▶ _Task objective_
Within the entries below, how many lines carry the word "Asal"? State the number and stop.

──────── Excerpted records ────────

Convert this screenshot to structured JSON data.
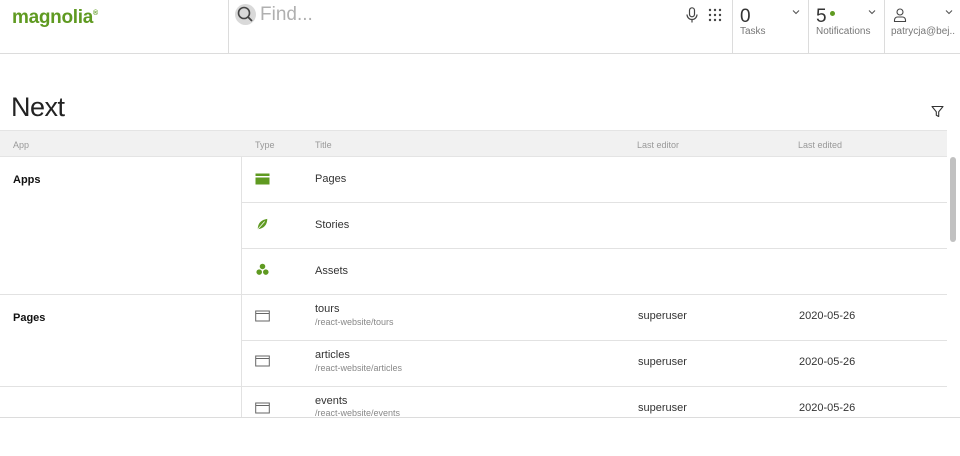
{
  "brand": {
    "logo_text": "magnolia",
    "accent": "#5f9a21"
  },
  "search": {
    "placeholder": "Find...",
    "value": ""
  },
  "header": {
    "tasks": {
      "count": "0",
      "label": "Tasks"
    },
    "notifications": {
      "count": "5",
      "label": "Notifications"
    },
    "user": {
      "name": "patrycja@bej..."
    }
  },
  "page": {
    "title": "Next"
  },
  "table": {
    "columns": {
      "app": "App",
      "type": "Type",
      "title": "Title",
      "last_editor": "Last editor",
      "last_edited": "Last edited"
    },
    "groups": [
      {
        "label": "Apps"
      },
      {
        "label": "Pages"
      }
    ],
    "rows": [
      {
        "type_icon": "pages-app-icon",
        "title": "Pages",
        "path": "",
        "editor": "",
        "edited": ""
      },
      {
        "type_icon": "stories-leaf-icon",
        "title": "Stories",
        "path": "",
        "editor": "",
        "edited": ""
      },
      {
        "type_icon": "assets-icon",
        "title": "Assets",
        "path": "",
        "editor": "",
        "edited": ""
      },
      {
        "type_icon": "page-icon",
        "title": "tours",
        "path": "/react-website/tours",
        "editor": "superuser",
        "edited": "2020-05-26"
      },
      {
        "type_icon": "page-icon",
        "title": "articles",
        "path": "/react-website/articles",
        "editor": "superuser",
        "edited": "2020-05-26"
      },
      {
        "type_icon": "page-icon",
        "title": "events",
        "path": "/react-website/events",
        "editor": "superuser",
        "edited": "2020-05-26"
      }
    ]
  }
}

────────
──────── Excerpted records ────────

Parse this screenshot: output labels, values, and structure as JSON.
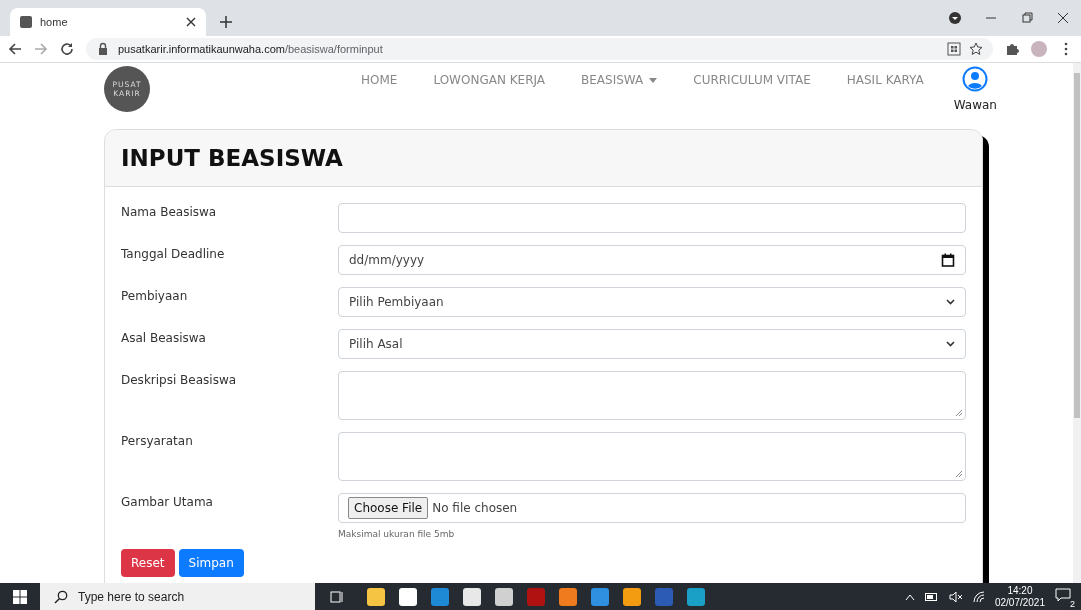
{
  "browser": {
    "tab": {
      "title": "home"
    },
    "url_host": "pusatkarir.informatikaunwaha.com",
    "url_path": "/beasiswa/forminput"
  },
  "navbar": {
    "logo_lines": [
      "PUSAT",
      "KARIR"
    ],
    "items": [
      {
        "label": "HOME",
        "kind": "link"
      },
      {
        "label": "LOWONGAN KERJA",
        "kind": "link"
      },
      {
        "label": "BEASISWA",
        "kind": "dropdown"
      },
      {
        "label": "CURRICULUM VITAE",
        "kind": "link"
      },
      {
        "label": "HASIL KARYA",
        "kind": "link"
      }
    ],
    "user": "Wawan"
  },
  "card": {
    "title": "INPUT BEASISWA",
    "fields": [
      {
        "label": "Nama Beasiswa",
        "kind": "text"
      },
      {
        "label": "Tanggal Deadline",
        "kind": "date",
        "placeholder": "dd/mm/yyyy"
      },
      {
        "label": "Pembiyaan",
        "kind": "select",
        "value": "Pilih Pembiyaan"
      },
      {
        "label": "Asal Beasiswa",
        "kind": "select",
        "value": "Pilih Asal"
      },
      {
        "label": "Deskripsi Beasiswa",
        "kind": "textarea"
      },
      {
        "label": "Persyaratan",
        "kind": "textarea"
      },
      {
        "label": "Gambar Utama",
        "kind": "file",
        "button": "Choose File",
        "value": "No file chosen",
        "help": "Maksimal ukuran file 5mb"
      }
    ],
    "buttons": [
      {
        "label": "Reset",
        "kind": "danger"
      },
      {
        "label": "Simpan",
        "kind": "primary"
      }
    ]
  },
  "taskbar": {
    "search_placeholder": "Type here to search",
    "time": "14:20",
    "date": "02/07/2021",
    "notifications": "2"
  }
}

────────

▶ _Result for this exercise_
2